::: MATERIALS PROVIDED :::
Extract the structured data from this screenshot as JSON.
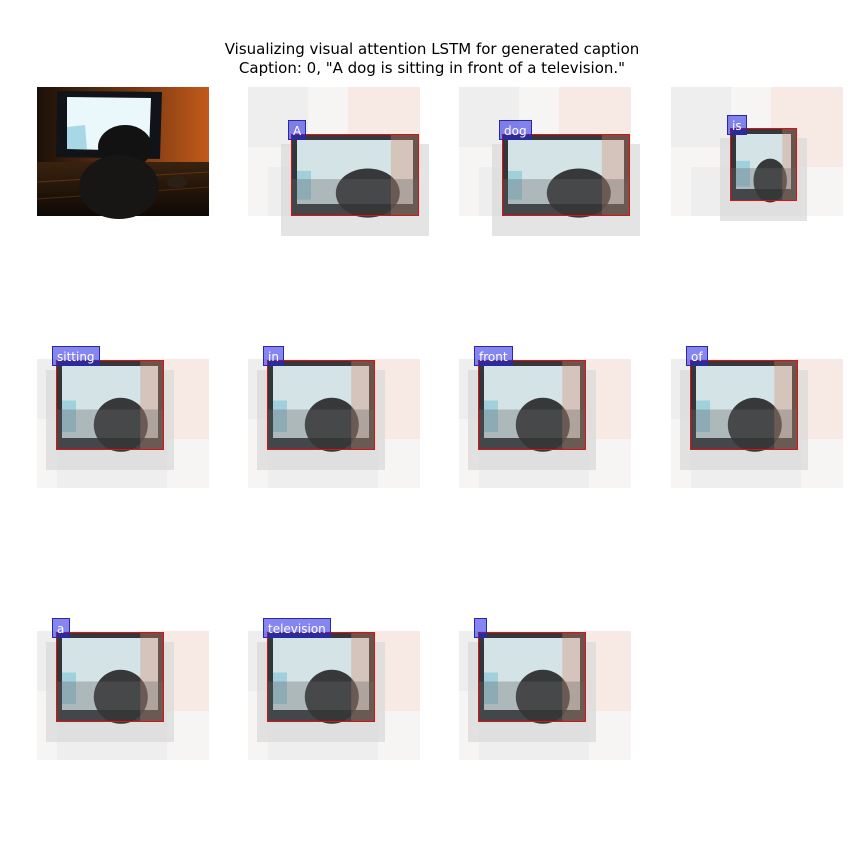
{
  "figure": {
    "title_line1": "Visualizing visual attention LSTM for generated caption",
    "title_line2": "Caption: 0, \"A dog is sitting in front of a television.\""
  },
  "original_image": {
    "description_icon": "dog-watching-tv-photo-icon"
  },
  "panels": [
    {
      "word": "A"
    },
    {
      "word": "dog"
    },
    {
      "word": "is"
    },
    {
      "word": "sitting"
    },
    {
      "word": "in"
    },
    {
      "word": "front"
    },
    {
      "word": "of"
    },
    {
      "word": "a"
    },
    {
      "word": "television"
    },
    {
      "word": ""
    }
  ],
  "colors": {
    "label_bg": "#4a4af0",
    "bbox": "#e01010",
    "tv_screen": "#e8f6fb",
    "wood": "#b5531c"
  }
}
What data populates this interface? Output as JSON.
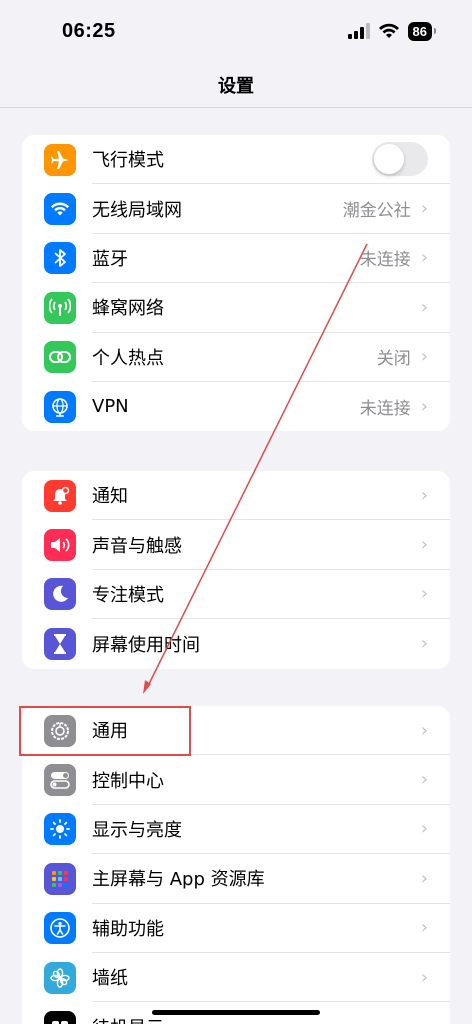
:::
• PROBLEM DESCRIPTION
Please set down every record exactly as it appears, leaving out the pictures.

• SOLUTION TO THE PROBLEM
Extract the structured data from this screenshot as JSON.
{
  "figure": {
    "title_line1": "Visualizing visual attention LSTM for generated caption",
    "title_line2": "Caption: 0, \"A dog is sitting in front of a television.\""
  },
  "original_image": {
    "description_icon": "dog-watching-tv-photo-icon"
  },
  "panels": [
    {
      "word": "A"
    },
    {
      "word": "dog"
    },
    {
      "word": "is"
    },
    {
      "word": "sitting"
    },
    {
      "word": "in"
    },
    {
      "word": "front"
    },
    {
      "word": "of"
    },
    {
      "word": "a"
    },
    {
      "word": "television"
    },
    {
      "word": ""
    }
  ],
  "colors": {
    "label_bg": "#4a4af0",
    "bbox": "#e01010",
    "tv_screen": "#e8f6fb",
    "wood": "#b5531c"
  }
}
What data populates this interface? Output as JSON.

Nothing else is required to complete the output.